I came across labyrinths a few years back, and was very intrigued. To quote a very informative website "Labyrinths are a potent symbol in many cultures, and have been for thousands of years. When Theseus killed the Minotaur he defeated the beast at the heart of darkness - and created a myth that is still vibrant and evolving. Roman mosaics often depicted labyrinths as fortified cities, while in medieval Europe they symbolised the one true path to Christian salvation. They have been used as ceremonial pathways, protective sigils, traps for unwelcome spirits and for games and dancing."

They are recently popular as a tool for personal transformation, along with many "new age" things. But what intrigued me was the length of time they had been around, and how they occur in so many cultures, even Shakespeare mentions them and they are found carved in ancient stones.

Breamore labyrinth in Hampshire, near the Elizabethan Manor

Its the English turf labyrinth that I particularly enjoy, but have only visited a few ancient ones so far. A farmer near here built one recently on the top of chalk downland, and they constructed one at the Eden Project. I enjoy drawing them in the sand on beaches or doodling them during boring meetings!

Recently created at the Eden Project under living willow canopy
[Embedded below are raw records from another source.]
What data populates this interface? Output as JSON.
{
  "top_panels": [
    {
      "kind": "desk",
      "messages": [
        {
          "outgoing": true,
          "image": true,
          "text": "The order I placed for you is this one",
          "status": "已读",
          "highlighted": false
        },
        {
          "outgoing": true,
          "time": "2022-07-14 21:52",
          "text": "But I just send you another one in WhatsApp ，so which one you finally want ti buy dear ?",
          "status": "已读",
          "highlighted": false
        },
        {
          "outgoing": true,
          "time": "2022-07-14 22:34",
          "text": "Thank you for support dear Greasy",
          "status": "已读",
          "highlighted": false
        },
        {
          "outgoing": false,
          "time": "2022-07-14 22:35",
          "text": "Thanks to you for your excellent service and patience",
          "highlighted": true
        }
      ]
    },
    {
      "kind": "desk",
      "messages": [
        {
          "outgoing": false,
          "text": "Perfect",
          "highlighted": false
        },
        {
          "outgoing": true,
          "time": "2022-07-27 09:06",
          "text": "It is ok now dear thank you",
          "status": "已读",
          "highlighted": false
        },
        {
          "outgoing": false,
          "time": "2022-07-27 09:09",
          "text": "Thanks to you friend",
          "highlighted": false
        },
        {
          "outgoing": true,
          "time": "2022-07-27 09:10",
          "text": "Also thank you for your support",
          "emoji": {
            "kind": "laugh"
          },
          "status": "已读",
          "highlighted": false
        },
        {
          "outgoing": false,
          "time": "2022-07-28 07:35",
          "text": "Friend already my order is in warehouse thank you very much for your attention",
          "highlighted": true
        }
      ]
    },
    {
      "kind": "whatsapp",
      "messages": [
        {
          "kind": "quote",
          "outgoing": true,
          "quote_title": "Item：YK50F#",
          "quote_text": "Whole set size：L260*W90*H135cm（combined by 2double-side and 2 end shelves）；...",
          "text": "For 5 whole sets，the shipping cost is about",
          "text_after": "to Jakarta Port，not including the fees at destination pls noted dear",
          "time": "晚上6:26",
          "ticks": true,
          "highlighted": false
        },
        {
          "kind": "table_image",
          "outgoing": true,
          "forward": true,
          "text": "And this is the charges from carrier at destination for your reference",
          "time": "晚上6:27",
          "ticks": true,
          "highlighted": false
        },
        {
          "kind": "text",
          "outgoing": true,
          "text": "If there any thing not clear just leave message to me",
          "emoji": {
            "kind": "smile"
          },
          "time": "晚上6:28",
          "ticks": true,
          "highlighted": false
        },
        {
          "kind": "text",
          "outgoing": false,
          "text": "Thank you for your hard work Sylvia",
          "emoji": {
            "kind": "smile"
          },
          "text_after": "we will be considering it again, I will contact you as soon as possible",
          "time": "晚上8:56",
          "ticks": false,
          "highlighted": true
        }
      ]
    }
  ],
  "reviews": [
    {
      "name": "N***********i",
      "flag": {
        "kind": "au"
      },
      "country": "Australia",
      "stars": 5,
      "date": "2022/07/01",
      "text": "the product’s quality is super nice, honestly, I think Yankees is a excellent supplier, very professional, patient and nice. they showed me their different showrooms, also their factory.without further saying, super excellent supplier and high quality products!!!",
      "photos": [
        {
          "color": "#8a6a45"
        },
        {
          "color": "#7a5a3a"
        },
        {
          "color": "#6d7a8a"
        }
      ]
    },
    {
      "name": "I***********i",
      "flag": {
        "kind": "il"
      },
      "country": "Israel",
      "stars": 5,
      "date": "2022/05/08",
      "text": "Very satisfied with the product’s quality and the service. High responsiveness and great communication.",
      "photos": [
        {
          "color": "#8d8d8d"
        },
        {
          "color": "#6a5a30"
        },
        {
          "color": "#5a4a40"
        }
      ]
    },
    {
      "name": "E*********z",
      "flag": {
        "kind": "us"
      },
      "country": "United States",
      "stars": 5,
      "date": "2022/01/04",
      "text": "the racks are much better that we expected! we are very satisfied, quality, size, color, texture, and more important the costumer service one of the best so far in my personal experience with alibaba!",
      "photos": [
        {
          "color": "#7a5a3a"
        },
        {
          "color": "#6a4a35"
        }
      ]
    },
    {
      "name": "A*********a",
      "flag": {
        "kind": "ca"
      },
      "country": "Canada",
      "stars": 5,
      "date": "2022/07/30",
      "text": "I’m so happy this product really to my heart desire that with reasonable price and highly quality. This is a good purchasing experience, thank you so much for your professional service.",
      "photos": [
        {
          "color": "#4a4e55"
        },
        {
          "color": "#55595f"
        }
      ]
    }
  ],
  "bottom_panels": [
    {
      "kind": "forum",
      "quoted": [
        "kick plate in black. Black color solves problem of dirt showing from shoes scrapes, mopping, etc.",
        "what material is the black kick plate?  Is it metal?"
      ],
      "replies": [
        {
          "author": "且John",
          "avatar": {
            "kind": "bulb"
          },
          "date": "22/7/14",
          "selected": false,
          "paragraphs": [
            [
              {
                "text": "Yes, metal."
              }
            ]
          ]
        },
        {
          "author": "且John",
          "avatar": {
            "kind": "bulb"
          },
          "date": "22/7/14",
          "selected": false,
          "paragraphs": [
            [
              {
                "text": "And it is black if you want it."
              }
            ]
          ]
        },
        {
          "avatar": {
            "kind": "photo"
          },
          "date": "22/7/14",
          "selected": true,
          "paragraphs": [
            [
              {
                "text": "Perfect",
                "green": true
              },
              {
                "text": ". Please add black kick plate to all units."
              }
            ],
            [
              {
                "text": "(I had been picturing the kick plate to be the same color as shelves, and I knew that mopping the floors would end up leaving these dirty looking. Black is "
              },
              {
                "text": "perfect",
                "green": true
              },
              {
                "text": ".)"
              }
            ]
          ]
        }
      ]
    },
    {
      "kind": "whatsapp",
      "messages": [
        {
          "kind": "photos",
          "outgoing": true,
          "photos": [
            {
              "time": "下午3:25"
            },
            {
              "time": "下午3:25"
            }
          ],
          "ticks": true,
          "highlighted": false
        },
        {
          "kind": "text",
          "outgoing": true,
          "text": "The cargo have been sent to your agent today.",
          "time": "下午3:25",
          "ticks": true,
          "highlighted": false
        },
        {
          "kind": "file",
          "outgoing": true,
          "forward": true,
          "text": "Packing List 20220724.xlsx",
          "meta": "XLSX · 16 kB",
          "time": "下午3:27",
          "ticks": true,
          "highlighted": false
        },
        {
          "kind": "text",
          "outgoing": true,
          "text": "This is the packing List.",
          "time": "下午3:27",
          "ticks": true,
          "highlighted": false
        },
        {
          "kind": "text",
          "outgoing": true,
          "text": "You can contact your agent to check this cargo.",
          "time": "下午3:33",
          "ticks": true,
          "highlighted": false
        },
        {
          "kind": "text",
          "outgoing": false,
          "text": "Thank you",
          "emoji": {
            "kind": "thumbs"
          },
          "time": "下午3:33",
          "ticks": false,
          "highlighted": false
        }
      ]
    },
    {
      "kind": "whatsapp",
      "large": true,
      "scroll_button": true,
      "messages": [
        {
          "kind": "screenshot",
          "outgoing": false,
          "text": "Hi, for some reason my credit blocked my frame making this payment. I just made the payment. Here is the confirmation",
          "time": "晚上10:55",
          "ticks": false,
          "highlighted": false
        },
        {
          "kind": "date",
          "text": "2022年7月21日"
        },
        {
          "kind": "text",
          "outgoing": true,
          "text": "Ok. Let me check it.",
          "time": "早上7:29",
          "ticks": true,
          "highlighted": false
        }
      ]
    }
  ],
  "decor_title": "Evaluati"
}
They were used in medieval churches, most famously in Chartres Cathedral. If a person was too poor to make the pilgrimage to Jerusalem (and most were!) they would walk the labyrinth instead. Ive been to workshops in English churches run by the lovely Helen Raphael Sands.

Helen and her canvas Chartres labyrinth

I find walking them a meditative and calming experience, but then kids find them great fun. So something for everyone. If you want to read more then I can recommend the Labyrinthos home page, or Sig's website or the Labyrinth Society.


At 11:09 am, Blogger Val said...

thanks for all this information. It's so interesting, and I'll be following up the labyrinth links too.

Hope you enjoyed your Earl Grey tea, sitting on the patio. We've just rediscovered Earl Grey ourselves, having drunk only peppermint tea and bush tea from South Africa the last few years. I had forgotten how nice Earl Grey is.

At 3:42 am, Blogger Sonia said...

Great post, Val. Very interesting.
Love the Eden Project under living willow canopy. And thank you for sharing all these information.

At 5:06 am, Blogger Kerri said...

Yes, Earl Grey is good!
Very interesting information about labyrinths. The stone one at St. Columba's is particularly nice.
I hope I have more time to visit my blogger buddies now that school is out. I need to stop by more often!


Post a Comment

<< Home